Technics SL-1200GAE It’s not an overstatement to say the Technics SL-1200 turntable has shaken more bootie than any other instrument out there. If you DJed, knew a DJ or shook your thang in a club anywhere from 1972 to 2010-ish, you are familiar with the Technics […]
Fans of The Clash will recognise the London Calling colors used in the featured print. But before you scream rip off know that the piece is part a Clash limited edition series based on sketches by Ray Lowry.
Ray Lowry was the designer behind the London Calling album art. The cover is widely acknowledged as one of the best of all time. The best if you’re at my house.
Fans of Elvis Presley will note that the London Calling design was a rip of The King’s first album. One of the fist rock ‘n’ roll albums ever. This was Ray’s enthusiasm for 50s rock and roll shining through.

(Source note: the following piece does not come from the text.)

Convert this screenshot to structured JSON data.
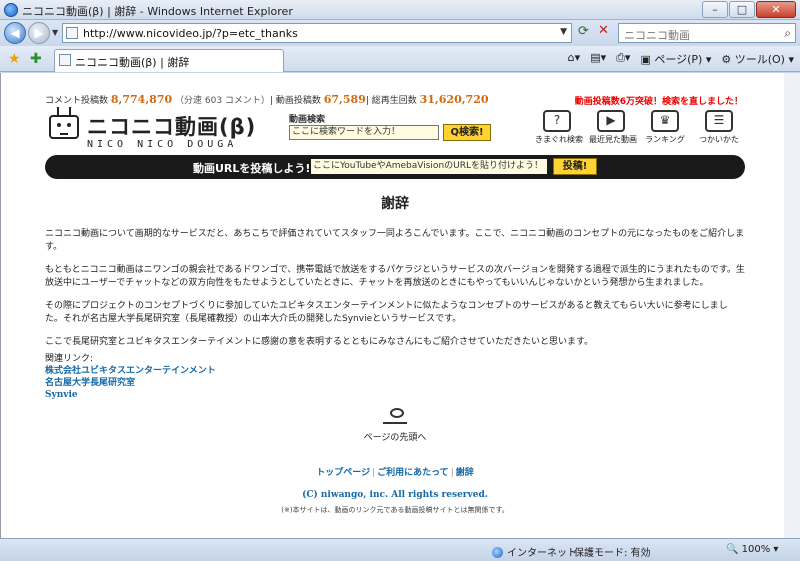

Along with ripping off The King, Lowry was an acclaimed cartoonist and illustrator who often appeared on the pages NME and The Guardian. Ray became well known for his satirical edge. In today’s climate of endless likes and happy faces, it’s nice to know that guys like Ray lived to take the piss out of things.
Sadly Ray Lowry passed away in 2008.

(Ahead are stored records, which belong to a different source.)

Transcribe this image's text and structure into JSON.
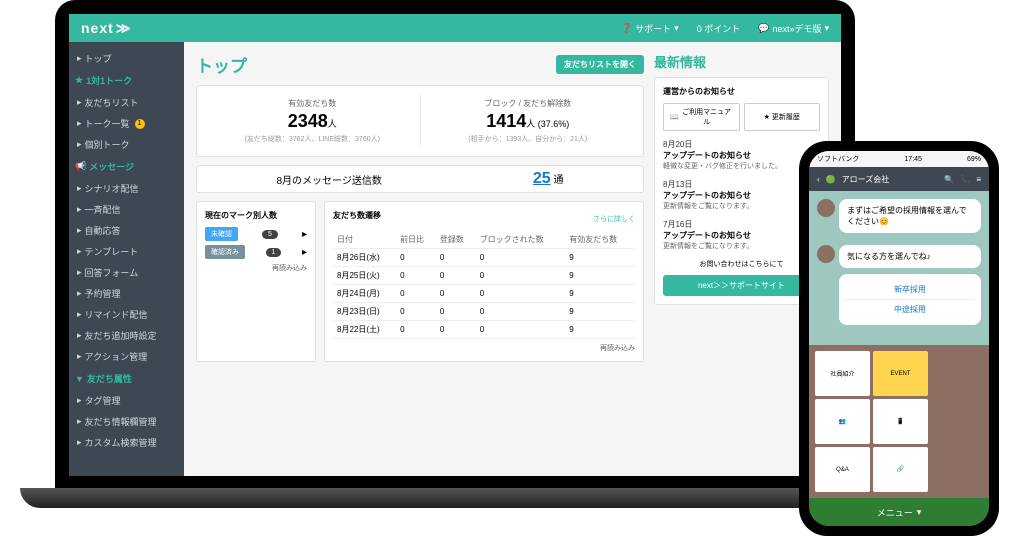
{
  "topbar": {
    "logo": "next",
    "support": "サポート",
    "points": "0 ポイント",
    "account": "next»デモ版"
  },
  "sidebar": {
    "top": "トップ",
    "talk_head": "1対1トーク",
    "friend_list": "友だちリスト",
    "talk_list": "トーク一覧",
    "indiv_talk": "個別トーク",
    "msg_head": "メッセージ",
    "scenario": "シナリオ配信",
    "broadcast": "一斉配信",
    "auto": "自動応答",
    "template": "テンプレート",
    "form": "回答フォーム",
    "reserve": "予約管理",
    "remind": "リマインド配信",
    "friend_add": "友だち追加時設定",
    "action": "アクション管理",
    "attr_head": "友だち属性",
    "tag": "タグ管理",
    "info": "友だち情報欄管理",
    "custom": "カスタム検索管理"
  },
  "page": {
    "title": "トップ",
    "open_list": "友だちリストを開く"
  },
  "stats": {
    "valid_label": "有効友だち数",
    "valid_val": "2348",
    "valid_unit": "人",
    "valid_sub": "(友だち総数：3762人、LINE総数：3760人)",
    "block_label": "ブロック / 友だち解除数",
    "block_val": "1414",
    "block_unit": "人 (37.6%)",
    "block_sub": "(相手から：1393人、自分から：21人)"
  },
  "msg": {
    "label": "8月のメッセージ送信数",
    "val": "25",
    "unit": "通"
  },
  "mark": {
    "title": "現在のマーク別人数",
    "tag1": "未確認",
    "cnt1": "5",
    "tag2": "確認済み",
    "cnt2": "1",
    "reload": "再読み込み"
  },
  "trans": {
    "title": "友だち数遷移",
    "more": "さらに詳しく",
    "cols": [
      "日付",
      "前日比",
      "登録数",
      "ブロックされた数",
      "有効友だち数"
    ],
    "rows": [
      {
        "d": "8月26日(水)",
        "a": "0",
        "b": "0",
        "c": "0",
        "e": "9"
      },
      {
        "d": "8月25日(火)",
        "a": "0",
        "b": "0",
        "c": "0",
        "e": "9"
      },
      {
        "d": "8月24日(月)",
        "a": "0",
        "b": "0",
        "c": "0",
        "e": "9"
      },
      {
        "d": "8月23日(日)",
        "a": "0",
        "b": "0",
        "c": "0",
        "e": "9"
      },
      {
        "d": "8月22日(土)",
        "a": "0",
        "b": "0",
        "c": "0",
        "e": "9"
      }
    ],
    "reload": "再読み込み"
  },
  "news": {
    "title": "最新情報",
    "sub": "運営からのお知らせ",
    "btn1": "ご利用マニュアル",
    "btn2": "更新履歴",
    "items": [
      {
        "date": "8月20日",
        "title": "アップデートのお知らせ",
        "desc": "軽微な変更・バグ修正を行いました。"
      },
      {
        "date": "8月13日",
        "title": "アップデートのお知らせ",
        "desc": "更新情報をご覧になります。"
      },
      {
        "date": "7月16日",
        "title": "アップデートのお知らせ",
        "desc": "更新情報をご覧になります。"
      }
    ],
    "contact": "お問い合わせはこちらにて",
    "support": "next＞＞サポートサイト"
  },
  "phone": {
    "carrier": "ソフトバンク",
    "time": "17:45",
    "batt": "69%",
    "header": "アローズ会社",
    "bubble1": "まずはご希望の採用情報を選んでください😊",
    "bubble2": "気になる方を選んでね♪",
    "opt1": "新卒採用",
    "opt2": "中途採用",
    "card1": "社員紹介",
    "card2": "EVENT",
    "card3": "Q&A",
    "menu": "メニュー"
  }
}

The Lowry foundation commissioned screen print artist Robin Ross to create The Clash Limited Edition Screen Prints. Ross worked with sketches Ray had created while on tour with the band in the late 70s. (more…)
Forty-years ago this week Bruce Springsteen pulled the 1970s equivalent of breaking the Internet. In 1975, Time and Newsweek were two leading sources of where people found stuff out. In the hype surrounding Born To Run, Springsteen landed on the cover of both magazines on […]
First US visit ’64 by Ringo Starr So you’re 23 in a band on their first visit to America. For you the US is a mystical place. Hell it’s the birthplace of the music that makes your band relevant. Your band, BTW, is causing quit […]
The above beast is a 2015 recreation of Gibson’s first SG. You’ll find sweet pics of the original in Tony Bacon’s SG Guitar Book: 50 Years of Gibson’s Stylish Solid Body Guitar. While not as famous as the Stratocaster, Telecaster or brand mate Les Paul, the Gibson SG cuts one of rock’s most recognized silhouettes. The name of the above SG is the 1961 Les Paul Tribute. Now before you scream typo, read on.
The first SG arrived in 1961 as an upgrade to the Les Paul. Think of it like an i-Les Paul 2. It actually had a lot of the characteristics of an i-upgrade. It was totally redesigned, thinner, and faster. The fastest neck in the world if you believe the advertisements.
The obvious question is why would anyone mess with something as iconic as the Les Paul. (more…)
Sotheby’s Rock & Pop Auction On September 29, 2015, Sotheby’s is putting years of rock and roll memorabilia up for grabs with its Rock & Pop Auction. The item receiving most of the hype is the Beatles’ original contract with manager Brian Epstein. Along side […]
The Rise of David Bowie, 1972-1973 by Mick Rock In 1972 a 25 year-old David Bowie was about to launch Ziggy Stardust on the world. More than an album and tour, Ziggy Stardust was an alter ego created by the young singer songwriter. With Ziggy, […]
The Dick Dale Signature Stratocaster is part of a long standing relationship between the man and the brand.
As a young virtuoso, The King of The Surf Guitar was identified by Leo Fender as someone he wanted seen holding his guitars. Even if Dale played them upside down. We’re talking late 50s before the Brits arrived on the US east coast and stole the heart of America’s youth. Rock ‘n’ roll was just approaching it’s first decade of existence and the electric guitar was being pushed into new extremes of loud. Fender and Gibson saw what was happening and like adidas and Nike court athletes to wear their shoes, the guitar manufacturers courted musicians to play their six strings. Dale’s contribution went way beyond the average product endorsement. In many ways he was to Fender what Les Paul was to Gibson.
Armed with his Stratocaster, Dale pioneered a sound that would become know as Surf Rock. The first guitarist to embrace reverb, it was a tool that allowed him to create the wet guitar sound he was looking for. (more…)